Happ: Honesty From '18 Can Help Cubs

Cubs outfielder Ian Happ
Photo credit Patrick Gorski/USA Today Sports
(670 The Score) The Cubs' sudden ending with a loss in the National League wild-card game last October was still fresh in the mind for team president of baseball operations Theo Epstein as he met with players in their exit interviews the day after.

Epstein took to heart what he learned from the Cubs players and from there began to make decisions on his team's future. The players began then to understand what Epstein was seeking after a 95-win regular season wasn't enough to clinch the NL Central crown, with the Cubs falling to the Brewers in Game 163 before their playoff exit at the hands of the Rockies a night later.

The sting was felt by the Cubs, as outfielder Ian Happ told the Bernstein & McKnight Show on Wednesday morning.

"We were all so frustrated with the way everything ended last year, it gave us the chance to be honest with each other -- for everybody to be honest about the way things ended and looked at how we can improve," Happ said. "When I was here in '17, we had a really good run at it (to the NL Championship Series), but it was like everybody was kind of beat (after the World Series title a year prior). Last year, it was like, 'Well that's not what we're used to. That's not how it's supposed to end.' 

"For us to really get upset about something and to be able to have those honest discussions can only help us moving forward."

The Cubs have made changes to their roster this offseason, with utility infielder Daniel Descalso the only notable addition thus far. Given the Cubs' financial restraints that have kept them from a serious pursuit of star free agents like Bryce Harper, Epstein is left hoping for better from a team that underachieved compared to its past production.

For the 24-year-old Happ, the Cubs' first-round pick in 2015, this offseason brought both time for recovery but also plenty of work. He has maintained a steady dialogue with manager Joe Maddon, both related to baseball and their lives away from the game.

The Cubs players have also stayed in touch through a group text, and Happ realized they understood Epstein's message for this offseason.

"Theo is really good at giving the sentiment of the players," Happ said. "When we've talked to each other in the offseason, that's been kind of the same grand scale messages.

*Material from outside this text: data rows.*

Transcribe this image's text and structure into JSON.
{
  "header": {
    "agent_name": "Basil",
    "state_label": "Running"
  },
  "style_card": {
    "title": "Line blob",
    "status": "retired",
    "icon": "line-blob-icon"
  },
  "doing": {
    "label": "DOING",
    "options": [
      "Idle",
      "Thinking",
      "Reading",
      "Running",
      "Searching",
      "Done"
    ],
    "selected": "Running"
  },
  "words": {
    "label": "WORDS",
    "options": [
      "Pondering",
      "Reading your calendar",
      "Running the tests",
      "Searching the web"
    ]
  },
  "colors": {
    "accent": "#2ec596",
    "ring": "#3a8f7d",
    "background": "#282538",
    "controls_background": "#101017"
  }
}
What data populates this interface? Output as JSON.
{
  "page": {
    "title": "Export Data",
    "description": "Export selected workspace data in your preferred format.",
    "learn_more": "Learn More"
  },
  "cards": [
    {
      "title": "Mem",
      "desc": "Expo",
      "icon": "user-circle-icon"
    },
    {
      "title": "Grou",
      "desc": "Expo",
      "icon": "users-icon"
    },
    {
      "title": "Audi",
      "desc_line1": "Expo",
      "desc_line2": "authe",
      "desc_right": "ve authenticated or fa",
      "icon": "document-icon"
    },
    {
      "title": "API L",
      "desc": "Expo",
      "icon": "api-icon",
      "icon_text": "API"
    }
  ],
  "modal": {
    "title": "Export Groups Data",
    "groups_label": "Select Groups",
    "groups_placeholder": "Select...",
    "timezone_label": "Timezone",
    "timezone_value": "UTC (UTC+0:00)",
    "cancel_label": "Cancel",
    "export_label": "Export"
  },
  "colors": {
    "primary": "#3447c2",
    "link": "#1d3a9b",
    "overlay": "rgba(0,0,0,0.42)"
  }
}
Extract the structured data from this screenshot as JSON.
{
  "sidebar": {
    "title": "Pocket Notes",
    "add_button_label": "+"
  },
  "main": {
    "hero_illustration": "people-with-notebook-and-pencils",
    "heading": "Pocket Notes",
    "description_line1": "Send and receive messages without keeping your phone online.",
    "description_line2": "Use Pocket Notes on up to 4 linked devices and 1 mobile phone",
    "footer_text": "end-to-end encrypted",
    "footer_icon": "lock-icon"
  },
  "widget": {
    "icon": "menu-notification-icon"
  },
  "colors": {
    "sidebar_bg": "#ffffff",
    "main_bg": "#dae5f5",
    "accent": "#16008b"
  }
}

We're a really good baseball team. We got some really, really good players. We got punched in the mouth a little bit last year."